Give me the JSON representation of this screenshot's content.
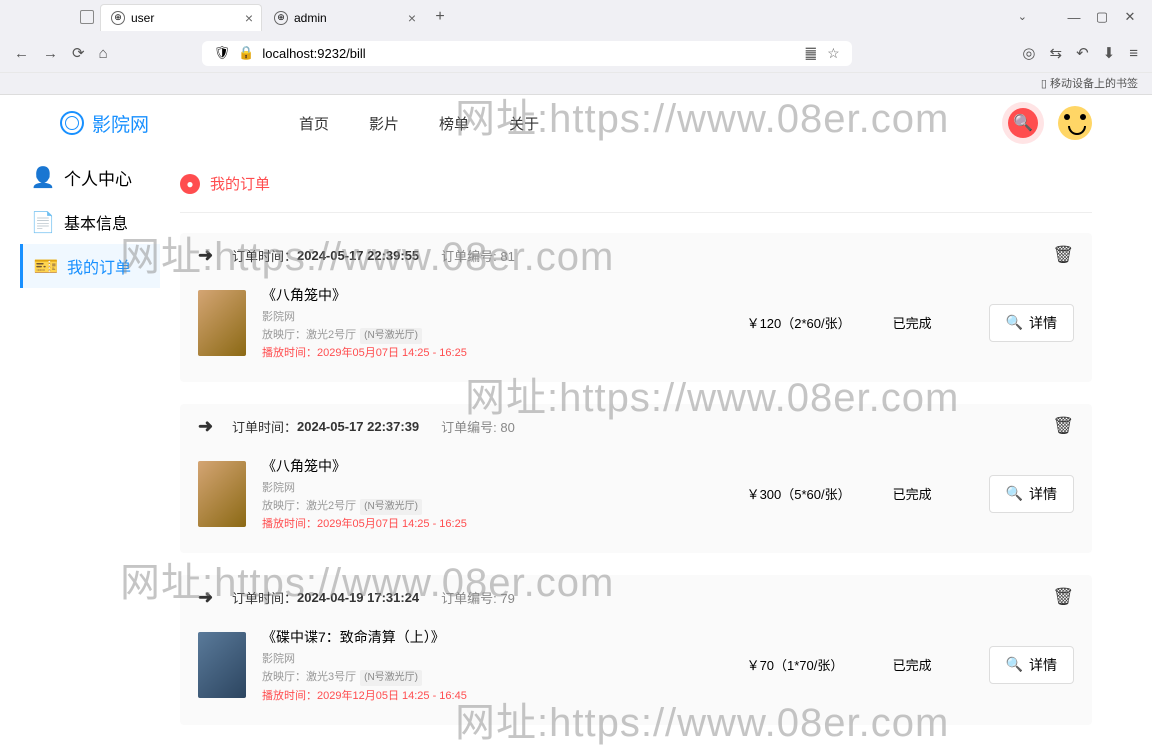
{
  "browser": {
    "tab1": "user",
    "tab2": "admin",
    "url": "localhost:9232/bill",
    "bookmark_label": "移动设备上的书签"
  },
  "header": {
    "logo": "影院网",
    "nav": {
      "home": "首页",
      "films": "影片",
      "ranking": "榜单",
      "about": "关于"
    }
  },
  "sidebar": {
    "title": "个人中心",
    "basic": "基本信息",
    "orders": "我的订单"
  },
  "section": {
    "title": "我的订单"
  },
  "orders": [
    {
      "time_label": "订单时间：",
      "time": "2024-05-17 22:39:55",
      "id_label": "订单编号: ",
      "id": "81",
      "title": "《八角笼中》",
      "cinema": "影院网",
      "hall_label": "放映厅：",
      "hall": "激光2号厅",
      "hall_tag": "(N号激光厅)",
      "playtime_label": "播放时间：",
      "playtime": "2029年05月07日 14:25 - 16:25",
      "price": "￥120（2*60/张）",
      "status": "已完成",
      "detail": "详情"
    },
    {
      "time_label": "订单时间：",
      "time": "2024-05-17 22:37:39",
      "id_label": "订单编号: ",
      "id": "80",
      "title": "《八角笼中》",
      "cinema": "影院网",
      "hall_label": "放映厅：",
      "hall": "激光2号厅",
      "hall_tag": "(N号激光厅)",
      "playtime_label": "播放时间：",
      "playtime": "2029年05月07日 14:25 - 16:25",
      "price": "￥300（5*60/张）",
      "status": "已完成",
      "detail": "详情"
    },
    {
      "time_label": "订单时间：",
      "time": "2024-04-19 17:31:24",
      "id_label": "订单编号: ",
      "id": "79",
      "title": "《碟中谍7：致命清算（上）》",
      "cinema": "影院网",
      "hall_label": "放映厅：",
      "hall": "激光3号厅",
      "hall_tag": "(N号激光厅)",
      "playtime_label": "播放时间：",
      "playtime": "2029年12月05日 14:25 - 16:45",
      "price": "￥70（1*70/张）",
      "status": "已完成",
      "detail": "详情"
    }
  ],
  "watermark": "网址:https://www.08er.com"
}
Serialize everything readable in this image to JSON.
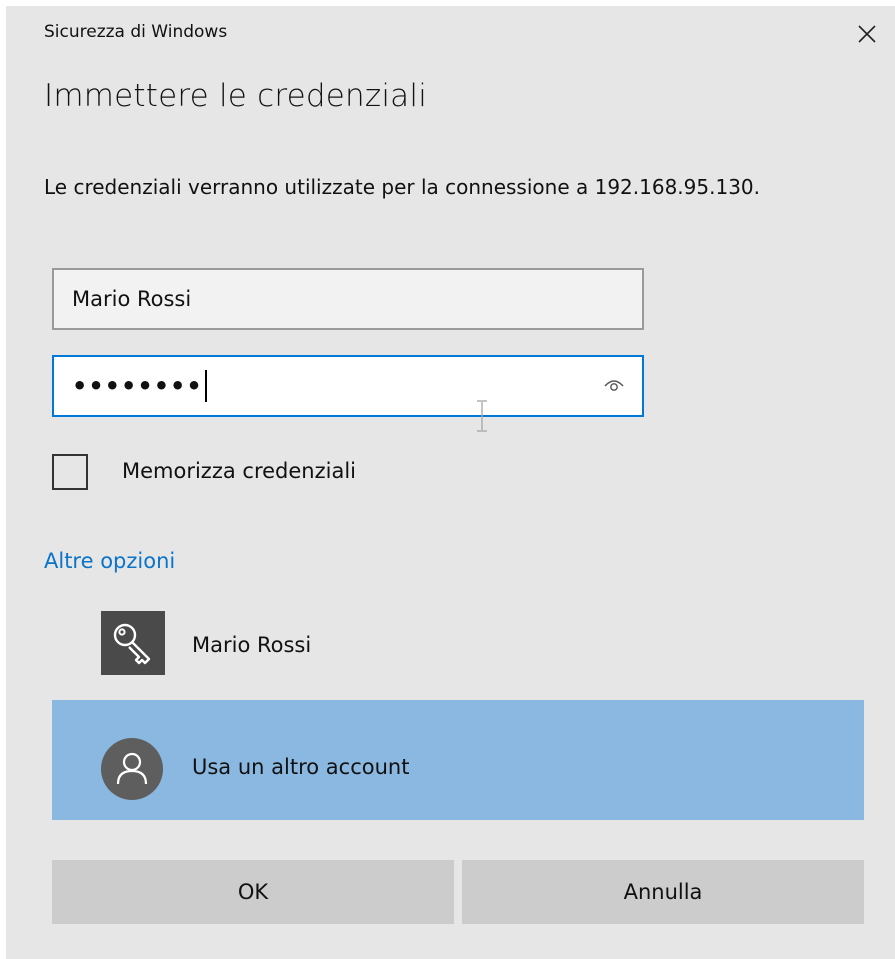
{
  "window": {
    "title": "Sicurezza di Windows",
    "close_icon": "close-icon"
  },
  "heading": "Immettere le credenziali",
  "description": "Le credenziali verranno utilizzate per la connessione a 192.168.95.130.",
  "form": {
    "username_value": "Mario Rossi",
    "password_masked": "••••••••",
    "password_reveal_icon": "eye-icon",
    "remember_label": "Memorizza credenziali",
    "remember_checked": false
  },
  "more_options": {
    "label": "Altre opzioni",
    "accounts": [
      {
        "label": "Mario Rossi",
        "icon": "key-icon",
        "selected": false
      },
      {
        "label": "Usa un altro account",
        "icon": "user-icon",
        "selected": true
      }
    ]
  },
  "buttons": {
    "ok": "OK",
    "cancel": "Annulla"
  },
  "colors": {
    "dialog_bg": "#e6e6e6",
    "accent": "#0078d7",
    "link": "#0a74c9",
    "selected_row": "#8ab8e0",
    "button_bg": "#cccccc"
  }
}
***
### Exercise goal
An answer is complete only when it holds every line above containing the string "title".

### Answer to this task
    "title": "个人中心",
    "title": "我的订单"
      "title": "《八角笼中》",
      "title": "《八角笼中》",
      "title": "《碟中谍7：致命清算（上）》",
    "title": "Sicurezza di Windows",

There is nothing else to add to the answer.